  • The difference between the mean bonus pay paid to male relevant employees and that of female relevant employees (‘the mean gender bonus gap’);
  • The difference between the median bonus pay paid to male relevant employees and that of female relevant employees (‘the median gender bonus gap’)
  • The proportions of male and female relevant employees paid bonus pay (‘the proportions of men and women getting a bonus’); and
  • The proportions of male and female relevant employees in the lower, lower middle, upper middle and upper quartile pay band (‘the proportion of men and women in each of four pay quartiles’).

Calculations for the pay gap metrics are to be based on a single pay period around the “snapshot date” of 5 April (private and voluntary sectors) or 31st March (public sector), while bonus gap metrics cover the whole year up to the relevant date. The Regulations provide detailed instructions on how the figures should be calculated.

What format should the report take?

The data required from employers must be published in English, by April 2018. Employers must publish their gender pay gap report on:

  • The gender pay gap reporting website. You can access the site here.
  • A company website that is accessible both to employees and to the public.

The information must remain on these websites for three years.

A second site, the Gender Pay Gap Viewing Service is open to the public. The site is well-laid out and easy to read, and the headline figures are backed up by access to a spreadsheet which, over time, will be populated with data from all participating employers.

The Gender Pay Gap Viewing Service can be found here

There is no requirement to publish any accompanying narrative or commentary, but many organisations will wish to explain what the figures mean. The ACAS/GEO guidance – see below – encourages employers to add a supporting narrative, as does the CIPD.

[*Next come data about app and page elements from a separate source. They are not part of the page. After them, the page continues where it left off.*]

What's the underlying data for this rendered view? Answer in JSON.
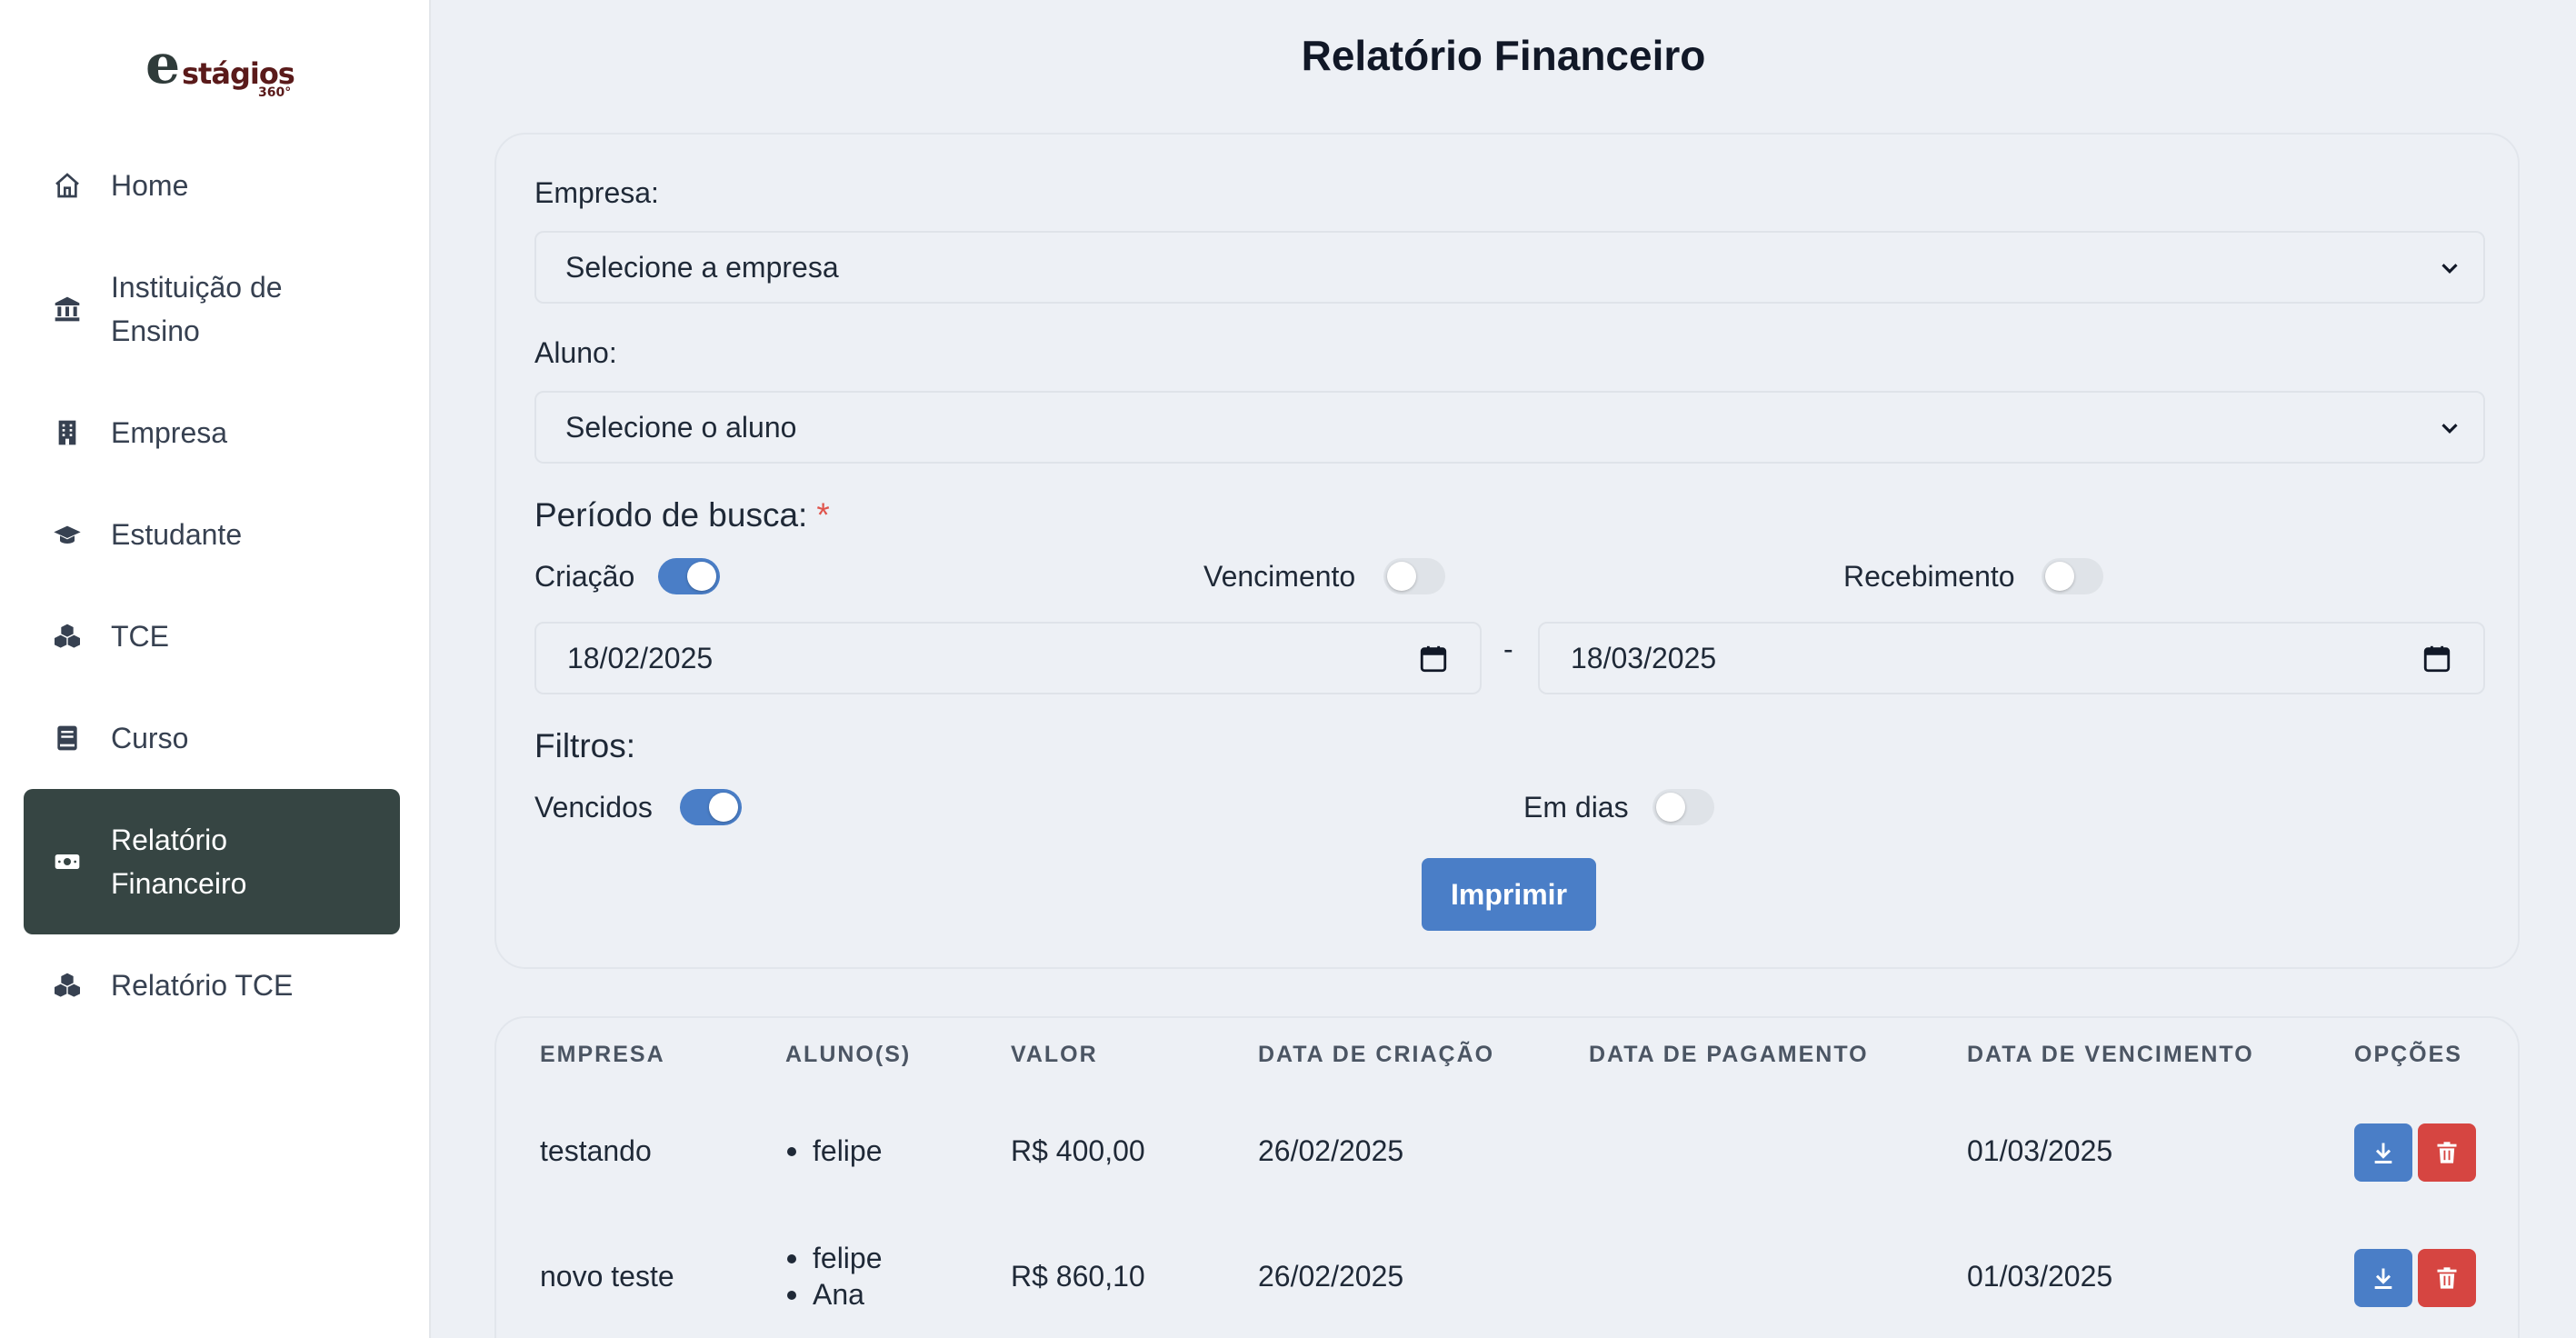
{
  "logo": {
    "letter": "e",
    "word": "stágios",
    "degree": "360°"
  },
  "sidebar": {
    "items": [
      {
        "label": "Home",
        "icon": "home-icon"
      },
      {
        "label": "Instituição de Ensino",
        "icon": "bank-icon"
      },
      {
        "label": "Empresa",
        "icon": "building-icon"
      },
      {
        "label": "Estudante",
        "icon": "graduation-cap-icon"
      },
      {
        "label": "TCE",
        "icon": "cubes-icon"
      },
      {
        "label": "Curso",
        "icon": "book-icon"
      },
      {
        "label": "Relatório Financeiro",
        "icon": "money-bill-icon",
        "active": true
      },
      {
        "label": "Relatório TCE",
        "icon": "cubes-icon"
      }
    ]
  },
  "page": {
    "title": "Relatório Financeiro"
  },
  "form": {
    "empresa_label": "Empresa:",
    "empresa_value": "Selecione a empresa",
    "aluno_label": "Aluno:",
    "aluno_value": "Selecione o aluno",
    "periodo_label": "Período de busca:",
    "required_mark": "*",
    "toggles": {
      "criacao": {
        "label": "Criação",
        "on": true
      },
      "vencimento": {
        "label": "Vencimento",
        "on": false
      },
      "recebimento": {
        "label": "Recebimento",
        "on": false
      }
    },
    "date_from": "18/02/2025",
    "date_separator": "-",
    "date_to": "18/03/2025",
    "filtros_label": "Filtros:",
    "filtros": {
      "vencidos": {
        "label": "Vencidos",
        "on": true
      },
      "em_dias": {
        "label": "Em dias",
        "on": false
      }
    },
    "print_button": "Imprimir"
  },
  "table": {
    "headers": {
      "empresa": "EMPRESA",
      "alunos": "ALUNO(S)",
      "valor": "VALOR",
      "criacao": "DATA DE CRIAÇÃO",
      "pagamento": "DATA DE PAGAMENTO",
      "vencimento": "DATA DE VENCIMENTO",
      "opcoes": "OPÇÕES"
    },
    "rows": [
      {
        "empresa": "testando",
        "alunos": [
          "felipe"
        ],
        "valor": "R$ 400,00",
        "criacao": "26/02/2025",
        "pagamento": "",
        "vencimento": "01/03/2025"
      },
      {
        "empresa": "novo teste",
        "alunos": [
          "felipe",
          "Ana"
        ],
        "valor": "R$ 860,10",
        "criacao": "26/02/2025",
        "pagamento": "",
        "vencimento": "01/03/2025"
      }
    ]
  },
  "colors": {
    "accent": "#4a7ec7",
    "danger": "#d64541",
    "sidebar_active": "#364543"
  }
}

The report must remain on the website for three years, but can be left up for longer if the employer so chooses.

Who has to sign off the report?

The report must be accompanied by a written statement signed by a director, or other responsible person, vouching that the report is accurate. The ACAS/GEO guidance lists the appropriate signatories.

What are the sanctions for non-compliance?

There are no penalties as such, but this will be reviewed if levels of compliance are not satisfactory. However, non-compliance would amount to an unlawful act falling within the existing enforcement powers of the Equality and Human Rights Commission. The Commission’s powers of enforcement are set out in the Equality Act 2006. You can find the Act here.

Guidance on gender pay gap reporting

ACAS/Government Equalities Office

The Government Equalities office and Acas have produced joint guidance on gender pay gap reporting. You can find the guidance here.

There is a separate mini guide on the public sector, which you can find here.

You can also find a factsheet on obligations for employers here and one on the top ten myths here.

Acas have also produced a gender pay reporting notification template. NB. this is not a template for reporting your metrics, but one for letting your employees know what you are doing.  You can find the template here.

CIPD

The most comprehensive guidance is that published by the CIPD. You can find the guide here.

You can also listen to a podcast on gender pay gap reporting here.

Government Equalities Office

You may also find it useful to read the Government’s response to the second round of consultation on the regulations here. This is helpful in explaining why the regulations are as they are.

Will there be guidance for employees?

There will be no guidance as such for employees, but employees are encouraged to look at their employer’s gender pay gap figures.

The Government also provides an online tool that allows the public to find out the gender pay gap for their occupation as defined in the standard industrial classifications used by the Office for National Statistics. For more on this go to Tools.  

Similar initiatives across Europe

The law firm Eversheds has looked at similar initiatives across the European union and has produced a briefing on their findings.  You can read this briefing here.

 

Last updated 15th November 2017